This coming week marks the beginning of the High Holy Days, the Days of Awe, starting with Rosh Hashanah, the beginning of the Jewish New Year.

Nearly 130 years ago, a young man, a peddler from Lithuania, came to the United States.  He settled in a small town in upstate New York.  At the time, Hoosick Falls, NY was known as a company town, the home of the Walter A. Wood Mowing and Reaping Machine Company.  He however got a job as a clerk at a newly opened drygoods store called M. Lurie & Company, and eventually married the younger sister of the owner of the store.

Within Hoosick Falls, a congregation was forming from a number of the newly arrived immigrants.  This newly formed shul named themselves Love Peace.  They needed a chazzan, a cantor, for their High Holiday services and hired this peddler to help lead their services.  He might have opened services by singing "Kol haneshamah tehallel Yah!  "Let all who have breath praise the Lord!" (Psalm 150:6)  In his tradition, the proper name for God is "YHWH," to which we added vowels to make Yahweh.

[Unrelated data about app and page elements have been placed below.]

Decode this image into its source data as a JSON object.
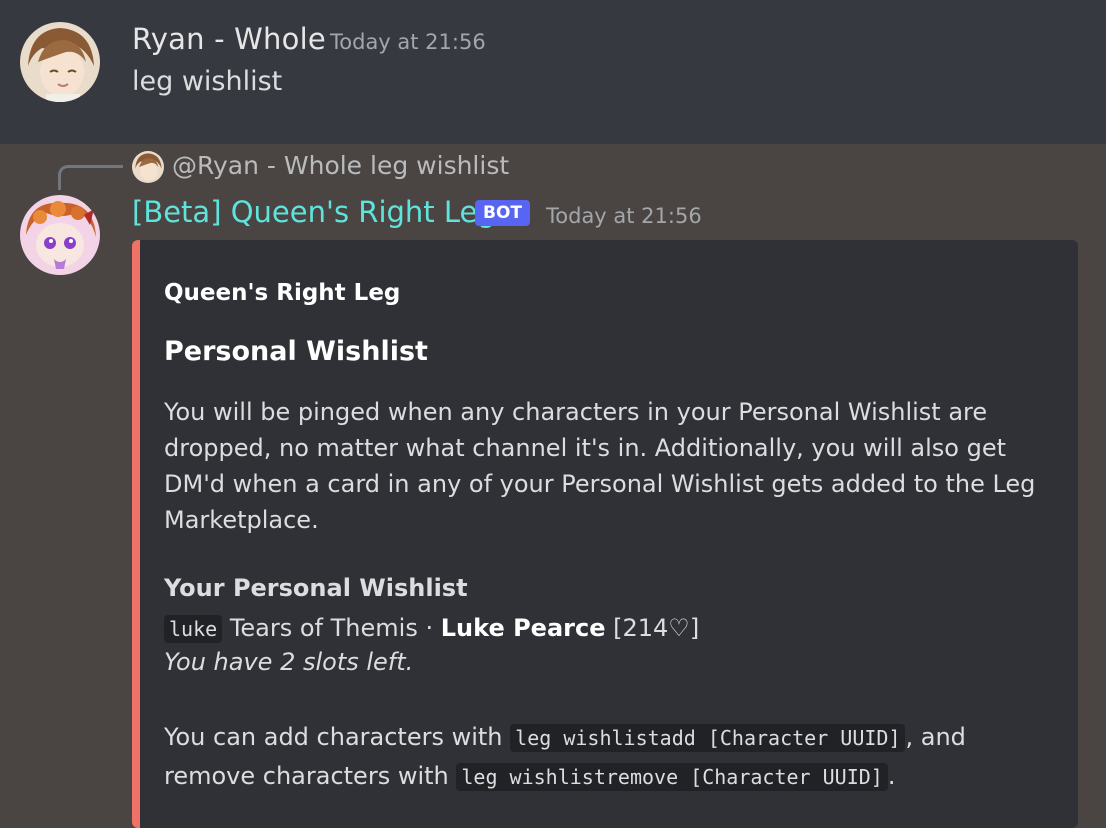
{
  "message1": {
    "username": "Ryan - Whole",
    "timestamp": "Today at 21:56",
    "content": "leg wishlist"
  },
  "message2": {
    "reply": {
      "mention": "@Ryan - Whole",
      "content": "leg wishlist"
    },
    "username": "[Beta] Queen's Right Leg",
    "badge": "BOT",
    "timestamp": "Today at 21:56",
    "embed": {
      "accent_color": "#ee7268",
      "author": "Queen's Right Leg",
      "title": "Personal Wishlist",
      "description": "You will be pinged when any characters in your Personal Wishlist are dropped, no matter what channel it's in. Additionally, you will also get DM'd when a card in any of your Personal Wishlist gets added to the Leg Marketplace.",
      "field_name": "Your Personal Wishlist",
      "wishlist": [
        {
          "code": "luke",
          "series": "Tears of Themis",
          "separator": "·",
          "character": "Luke Pearce",
          "hearts": "[214♡]"
        }
      ],
      "slots_left": "You have 2 slots left.",
      "footer": {
        "text1": "You can add characters with",
        "code1": "leg wishlistadd [Character UUID]",
        "text2": ", and remove characters with",
        "code2": "leg wishlistremove [Character UUID]",
        "text3": "."
      }
    }
  },
  "colors": {
    "bot_name": "#5fe3dc",
    "badge": "#5865f2",
    "embed_bg": "#2f3136"
  }
}
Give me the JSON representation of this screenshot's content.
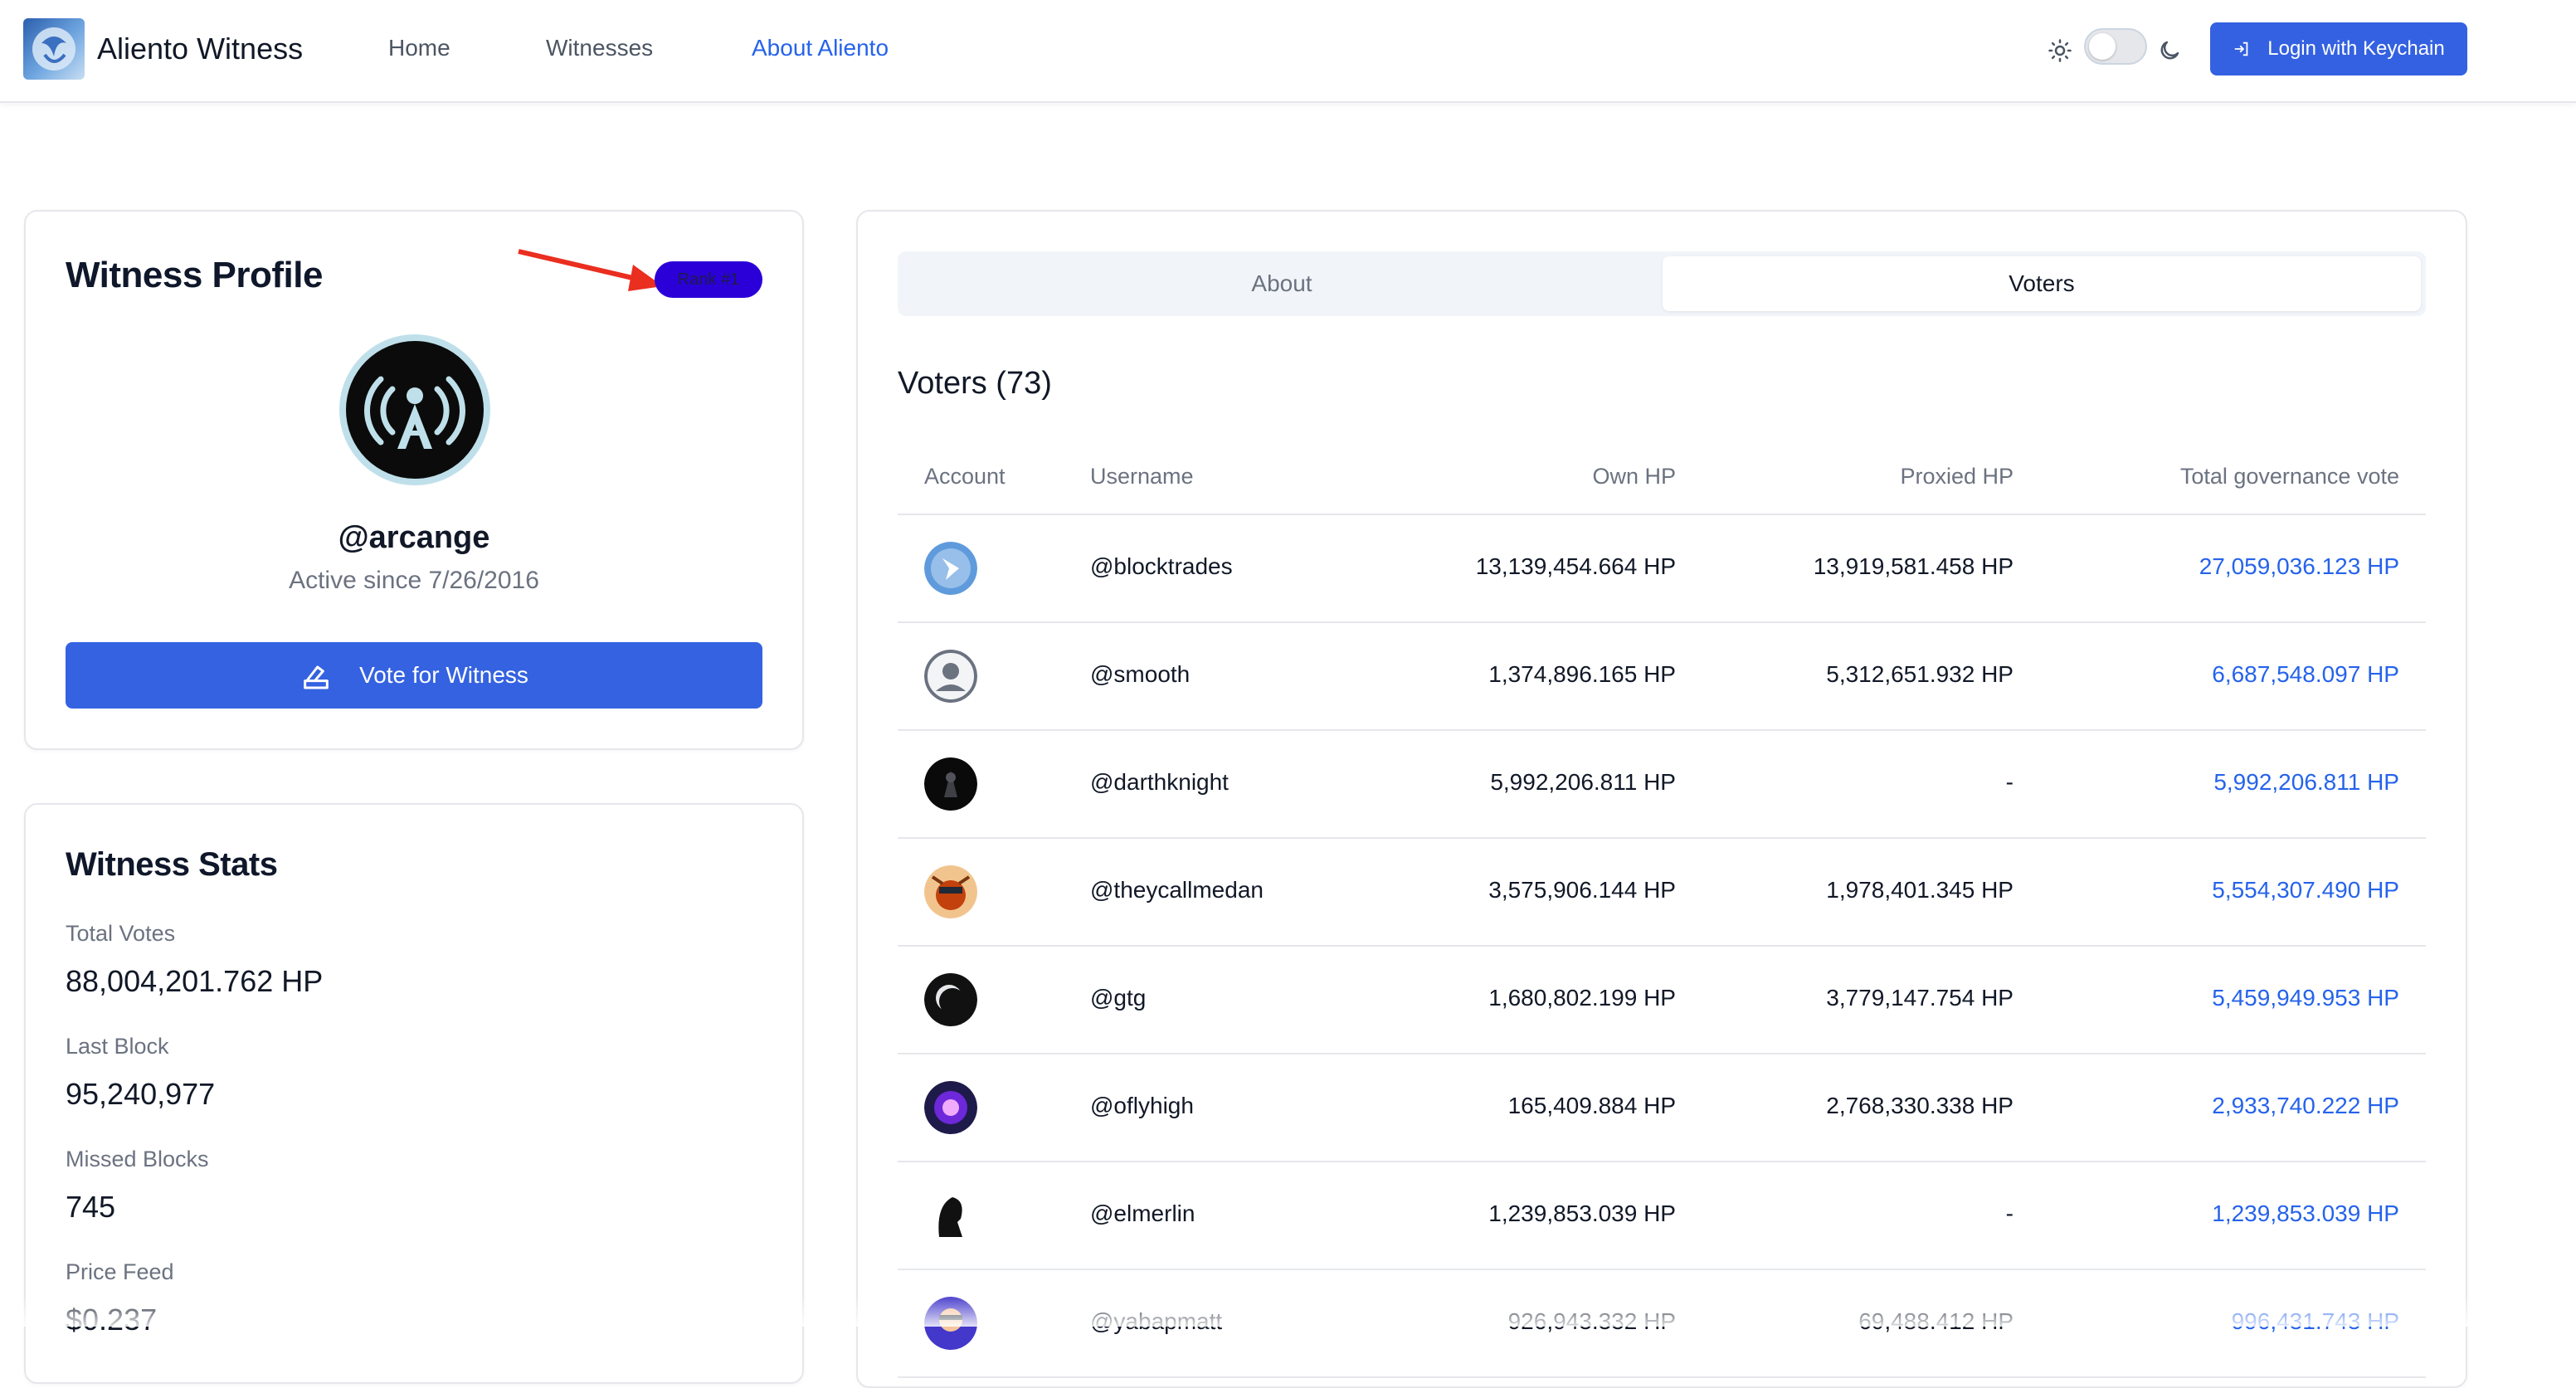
{
  "header": {
    "brand": "Aliento Witness",
    "nav": [
      {
        "label": "Home",
        "active": false
      },
      {
        "label": "Witnesses",
        "active": false
      },
      {
        "label": "About Aliento",
        "active": true
      }
    ],
    "theme_toggle": {
      "icons": [
        "sun-icon",
        "moon-icon"
      ],
      "dark_mode": false
    },
    "login_label": "Login with Keychain",
    "accent_color": "#3461e1"
  },
  "profile": {
    "title": "Witness Profile",
    "rank_badge": "Rank #1",
    "username": "@arcange",
    "active_since": "Active since 7/26/2016",
    "vote_button": "Vote for Witness"
  },
  "stats": {
    "title": "Witness Stats",
    "items": [
      {
        "label": "Total Votes",
        "value": "88,004,201.762 HP"
      },
      {
        "label": "Last Block",
        "value": "95,240,977"
      },
      {
        "label": "Missed Blocks",
        "value": "745"
      },
      {
        "label": "Price Feed",
        "value": "$0.237"
      }
    ]
  },
  "main": {
    "tabs": [
      {
        "label": "About",
        "active": false
      },
      {
        "label": "Voters",
        "active": true
      }
    ],
    "voters_title": "Voters (73)",
    "table": {
      "headers": [
        "Account",
        "Username",
        "Own HP",
        "Proxied HP",
        "Total governance vote"
      ],
      "rows": [
        {
          "username": "@blocktrades",
          "own": "13,139,454.664 HP",
          "proxied": "13,919,581.458 HP",
          "total": "27,059,036.123 HP"
        },
        {
          "username": "@smooth",
          "own": "1,374,896.165 HP",
          "proxied": "5,312,651.932 HP",
          "total": "6,687,548.097 HP"
        },
        {
          "username": "@darthknight",
          "own": "5,992,206.811 HP",
          "proxied": "-",
          "total": "5,992,206.811 HP"
        },
        {
          "username": "@theycallmedan",
          "own": "3,575,906.144 HP",
          "proxied": "1,978,401.345 HP",
          "total": "5,554,307.490 HP"
        },
        {
          "username": "@gtg",
          "own": "1,680,802.199 HP",
          "proxied": "3,779,147.754 HP",
          "total": "5,459,949.953 HP"
        },
        {
          "username": "@oflyhigh",
          "own": "165,409.884 HP",
          "proxied": "2,768,330.338 HP",
          "total": "2,933,740.222 HP"
        },
        {
          "username": "@elmerlin",
          "own": "1,239,853.039 HP",
          "proxied": "-",
          "total": "1,239,853.039 HP"
        },
        {
          "username": "@yabapmatt",
          "own": "926,943.332 HP",
          "proxied": "69,488.412 HP",
          "total": "996,431.743 HP"
        }
      ]
    }
  }
}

Paul wrote "Rejoice always, pray without ceasing" (1 Thessalonians 5:16-17).  You may have struggled to figure out how one might do this.  But quite literally, everyone of us praises God's name all day, every day, by breathing in (YH) and breathing out (WH).  So take a second, and quite intentionally, breath in and out.  Kol haneshamah tehallel Yah!  "Let all who have breath praise the Lord!"  

Oh, by the way, that peddler in Hoosick Falls... he was my great grandfather.  Praise the Lord indeed.  Hallelujah!

This Sunday, at the offertory, the handbells under the direction of Alice Rucker, will play "For the Beauty of the Earth," arranged by Sandra Eithun and accompanied on piano by our own Brian Dyer.  At communion, the choir will sing "If ye love Me, keep My commandments" by Thomas Tallis.


Phil Gold